This is expected behaviour for a docker registry, according to documentation, but with nginx routing on auth header, it meant that the initial call was routed to Harbor which sent back an auth URL also for Harbor, and thus kubelet never even arrived at the read-only registry, let alone managed to authenticate.

Aside: other issues with headers

During this debugging session we also realised that we’d been creating image-pull secrets in Kubernetes with both .dockercfg and .dockerconfigjson, not realising that .dockercfg is the old format and that .dockercfg likely does not support HttpHeaders at all.

Kubelet does support HttpHeaders, but relies on the underlying container runtime to also support them - which is not the case for containerd.

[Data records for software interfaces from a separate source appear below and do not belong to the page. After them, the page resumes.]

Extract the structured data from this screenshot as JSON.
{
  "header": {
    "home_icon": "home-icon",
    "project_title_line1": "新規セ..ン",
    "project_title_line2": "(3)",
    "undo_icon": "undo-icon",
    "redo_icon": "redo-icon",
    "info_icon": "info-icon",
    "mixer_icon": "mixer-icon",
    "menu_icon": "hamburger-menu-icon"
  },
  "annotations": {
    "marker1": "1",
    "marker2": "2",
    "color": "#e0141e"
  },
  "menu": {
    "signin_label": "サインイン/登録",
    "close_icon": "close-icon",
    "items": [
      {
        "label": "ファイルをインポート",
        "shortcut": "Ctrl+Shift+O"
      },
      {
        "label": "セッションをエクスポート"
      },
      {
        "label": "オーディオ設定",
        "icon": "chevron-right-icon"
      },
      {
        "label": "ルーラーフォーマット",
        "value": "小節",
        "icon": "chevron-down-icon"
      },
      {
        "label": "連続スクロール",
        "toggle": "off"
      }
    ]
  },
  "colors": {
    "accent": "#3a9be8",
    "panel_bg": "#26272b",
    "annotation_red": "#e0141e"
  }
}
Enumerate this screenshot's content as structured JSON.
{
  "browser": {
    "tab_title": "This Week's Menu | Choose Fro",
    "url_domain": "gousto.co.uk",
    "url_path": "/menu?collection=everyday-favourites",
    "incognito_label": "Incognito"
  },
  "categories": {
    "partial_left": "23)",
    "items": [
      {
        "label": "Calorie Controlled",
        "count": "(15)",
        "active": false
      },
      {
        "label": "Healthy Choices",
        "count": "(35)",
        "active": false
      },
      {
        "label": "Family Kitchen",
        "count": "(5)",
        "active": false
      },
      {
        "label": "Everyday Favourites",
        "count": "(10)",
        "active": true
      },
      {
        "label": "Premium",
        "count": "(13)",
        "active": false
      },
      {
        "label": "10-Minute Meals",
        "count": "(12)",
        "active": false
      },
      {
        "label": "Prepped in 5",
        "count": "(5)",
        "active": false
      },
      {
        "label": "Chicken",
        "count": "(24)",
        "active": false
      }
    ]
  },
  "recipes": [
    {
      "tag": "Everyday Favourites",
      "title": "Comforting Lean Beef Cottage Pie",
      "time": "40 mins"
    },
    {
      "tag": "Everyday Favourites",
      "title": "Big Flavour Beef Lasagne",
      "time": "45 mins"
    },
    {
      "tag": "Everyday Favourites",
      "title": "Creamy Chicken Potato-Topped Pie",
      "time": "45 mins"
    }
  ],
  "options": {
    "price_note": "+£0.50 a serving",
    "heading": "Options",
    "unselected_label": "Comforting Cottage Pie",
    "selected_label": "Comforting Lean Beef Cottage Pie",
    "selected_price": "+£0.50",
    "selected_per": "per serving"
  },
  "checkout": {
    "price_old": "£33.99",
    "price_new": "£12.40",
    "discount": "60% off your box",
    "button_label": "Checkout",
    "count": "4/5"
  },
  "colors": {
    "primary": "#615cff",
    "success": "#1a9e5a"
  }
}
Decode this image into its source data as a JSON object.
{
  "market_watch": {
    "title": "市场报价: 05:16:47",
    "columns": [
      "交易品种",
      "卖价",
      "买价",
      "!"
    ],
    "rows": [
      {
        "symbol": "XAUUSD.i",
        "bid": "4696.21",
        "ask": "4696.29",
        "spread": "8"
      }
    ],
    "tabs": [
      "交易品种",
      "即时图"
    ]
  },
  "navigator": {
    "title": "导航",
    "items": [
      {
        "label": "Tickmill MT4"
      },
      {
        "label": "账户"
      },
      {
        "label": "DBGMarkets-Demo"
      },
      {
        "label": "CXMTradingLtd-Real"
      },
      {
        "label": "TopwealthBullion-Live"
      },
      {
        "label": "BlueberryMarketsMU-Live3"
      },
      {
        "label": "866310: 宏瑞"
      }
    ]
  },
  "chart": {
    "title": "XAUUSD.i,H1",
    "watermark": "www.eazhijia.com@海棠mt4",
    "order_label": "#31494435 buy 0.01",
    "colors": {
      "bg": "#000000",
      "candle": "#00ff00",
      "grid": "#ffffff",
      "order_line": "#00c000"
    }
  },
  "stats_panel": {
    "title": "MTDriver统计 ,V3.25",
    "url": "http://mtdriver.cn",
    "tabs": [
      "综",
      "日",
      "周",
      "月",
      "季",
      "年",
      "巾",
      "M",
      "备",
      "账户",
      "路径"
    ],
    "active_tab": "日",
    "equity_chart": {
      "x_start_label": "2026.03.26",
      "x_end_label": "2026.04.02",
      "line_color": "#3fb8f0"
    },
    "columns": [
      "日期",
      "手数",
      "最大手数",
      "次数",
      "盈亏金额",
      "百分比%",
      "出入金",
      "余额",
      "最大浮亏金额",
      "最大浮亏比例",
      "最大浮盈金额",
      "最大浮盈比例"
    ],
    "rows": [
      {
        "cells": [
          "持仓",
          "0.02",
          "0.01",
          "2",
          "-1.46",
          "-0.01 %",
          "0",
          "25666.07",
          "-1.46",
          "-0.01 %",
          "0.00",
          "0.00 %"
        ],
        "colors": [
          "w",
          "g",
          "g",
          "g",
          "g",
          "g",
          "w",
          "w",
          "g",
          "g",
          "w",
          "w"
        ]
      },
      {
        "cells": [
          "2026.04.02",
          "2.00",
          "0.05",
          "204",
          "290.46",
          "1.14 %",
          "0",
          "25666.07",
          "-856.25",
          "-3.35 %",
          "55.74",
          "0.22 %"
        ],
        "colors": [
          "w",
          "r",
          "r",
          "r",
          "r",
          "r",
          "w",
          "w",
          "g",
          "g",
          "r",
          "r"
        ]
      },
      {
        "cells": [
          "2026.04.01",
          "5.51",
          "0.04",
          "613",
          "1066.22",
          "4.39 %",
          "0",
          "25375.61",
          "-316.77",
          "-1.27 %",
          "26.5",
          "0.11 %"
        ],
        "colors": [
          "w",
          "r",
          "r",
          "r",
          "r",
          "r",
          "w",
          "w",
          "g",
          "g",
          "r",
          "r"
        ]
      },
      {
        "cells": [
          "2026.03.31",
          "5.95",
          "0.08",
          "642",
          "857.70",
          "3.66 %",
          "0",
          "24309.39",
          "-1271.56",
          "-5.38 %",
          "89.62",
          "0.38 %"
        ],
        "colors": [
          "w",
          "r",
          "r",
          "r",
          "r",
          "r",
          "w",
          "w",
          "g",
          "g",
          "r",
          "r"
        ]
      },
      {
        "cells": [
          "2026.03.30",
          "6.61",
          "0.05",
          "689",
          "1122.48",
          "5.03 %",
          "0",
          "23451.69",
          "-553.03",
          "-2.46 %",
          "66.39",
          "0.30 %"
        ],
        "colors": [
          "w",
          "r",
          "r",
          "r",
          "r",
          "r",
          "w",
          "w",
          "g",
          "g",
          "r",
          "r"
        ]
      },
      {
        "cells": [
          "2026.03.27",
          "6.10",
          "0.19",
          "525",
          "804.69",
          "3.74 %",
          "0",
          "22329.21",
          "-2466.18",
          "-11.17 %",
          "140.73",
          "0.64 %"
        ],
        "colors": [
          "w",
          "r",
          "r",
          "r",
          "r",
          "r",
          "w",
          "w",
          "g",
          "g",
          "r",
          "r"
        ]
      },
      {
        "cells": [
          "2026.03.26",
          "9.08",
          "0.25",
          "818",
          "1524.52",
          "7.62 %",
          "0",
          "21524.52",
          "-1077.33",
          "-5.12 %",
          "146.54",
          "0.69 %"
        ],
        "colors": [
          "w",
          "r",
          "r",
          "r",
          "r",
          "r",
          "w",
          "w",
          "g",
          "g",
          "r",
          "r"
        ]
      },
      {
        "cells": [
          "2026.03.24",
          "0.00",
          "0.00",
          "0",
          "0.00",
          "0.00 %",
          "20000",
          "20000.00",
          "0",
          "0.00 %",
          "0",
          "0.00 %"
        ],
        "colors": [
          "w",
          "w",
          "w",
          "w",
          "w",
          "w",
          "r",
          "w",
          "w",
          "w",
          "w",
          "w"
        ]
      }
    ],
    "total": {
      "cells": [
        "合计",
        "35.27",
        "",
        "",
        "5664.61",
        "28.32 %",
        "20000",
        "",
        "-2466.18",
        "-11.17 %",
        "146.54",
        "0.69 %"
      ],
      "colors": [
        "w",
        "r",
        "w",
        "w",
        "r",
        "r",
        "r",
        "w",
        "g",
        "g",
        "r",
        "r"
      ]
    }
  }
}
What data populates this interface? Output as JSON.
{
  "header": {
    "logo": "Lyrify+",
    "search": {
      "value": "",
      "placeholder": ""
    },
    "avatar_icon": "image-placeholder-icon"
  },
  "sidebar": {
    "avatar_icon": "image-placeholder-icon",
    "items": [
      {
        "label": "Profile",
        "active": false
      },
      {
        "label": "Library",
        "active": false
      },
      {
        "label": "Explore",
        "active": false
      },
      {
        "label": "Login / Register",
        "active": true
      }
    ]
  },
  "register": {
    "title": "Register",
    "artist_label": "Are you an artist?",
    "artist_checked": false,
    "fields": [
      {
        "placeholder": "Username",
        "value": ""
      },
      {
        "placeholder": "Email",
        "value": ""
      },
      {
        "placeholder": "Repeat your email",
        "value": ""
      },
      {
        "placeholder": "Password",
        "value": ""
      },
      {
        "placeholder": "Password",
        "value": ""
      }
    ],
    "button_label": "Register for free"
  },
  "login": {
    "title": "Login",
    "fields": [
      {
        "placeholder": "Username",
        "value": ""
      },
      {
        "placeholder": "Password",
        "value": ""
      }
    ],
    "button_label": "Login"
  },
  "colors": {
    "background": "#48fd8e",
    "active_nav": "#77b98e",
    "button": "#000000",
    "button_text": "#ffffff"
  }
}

Additionally, when creating a Kubernetes secret containing .dockerconfigjson, it appears that it is very important that there is no whitespace in the secret, or authentication will fail.

Solution 2d: route on some other inherent header

As one final attempt at making nginx routing work, we looked for other headers being sent, but there was no single header that let us differentiate between kubelet, laptop, and Concourse.

Kubelet sends a useragent of either docker or go-http-agent (depending on whether the call is the initial one or a retrial) and filtering on go-http-agent also catches Concourse requests, rendering it useless for this task. We were also worried it might end up catching all sorts of unintended cases since we have quite a lot of go-based applications in our ecosystem.

We took a moment to mourn the loss of our nginx idea, and went back to a DNS solution.


Solution 3: DNS, again

We put the DNS solution back in place again, where

  • Route53 sets -> harbor
  • K8s nodes set -> read-only-registry
  • K8s coreDNS sets -> read-only-registry
  • CI runs an additional coreDNS pod setting -> harbor
  • Concourse uses CI coreDNS pod to set -> harbor

Which brought us back to the problem that was still there: how to update /etc/resolv.conf on the nodes. In the continued absence of config management, we hit upon the wonderful hack of using a privileged pod daemonset to manage the config for us via systemd.

The privileged pod on each node would write a new config file to /etc/systemd/resolvd.conf, and then restart the systemd service to update the running resolvd process.

This would thus control configuration on the Kubernetes node from inside of Kubernetes, which is admittedly morally wrong but also works really well. It also keeps the configuration alongside all the rest of our configuration instead of hidden away somewhere new.

wheel change

A future solution might be to implement some kind of local DNS server/cache on each node, but for now we’ll settle for a working system and a huge increase in knowledge about the inner workings of many of our components.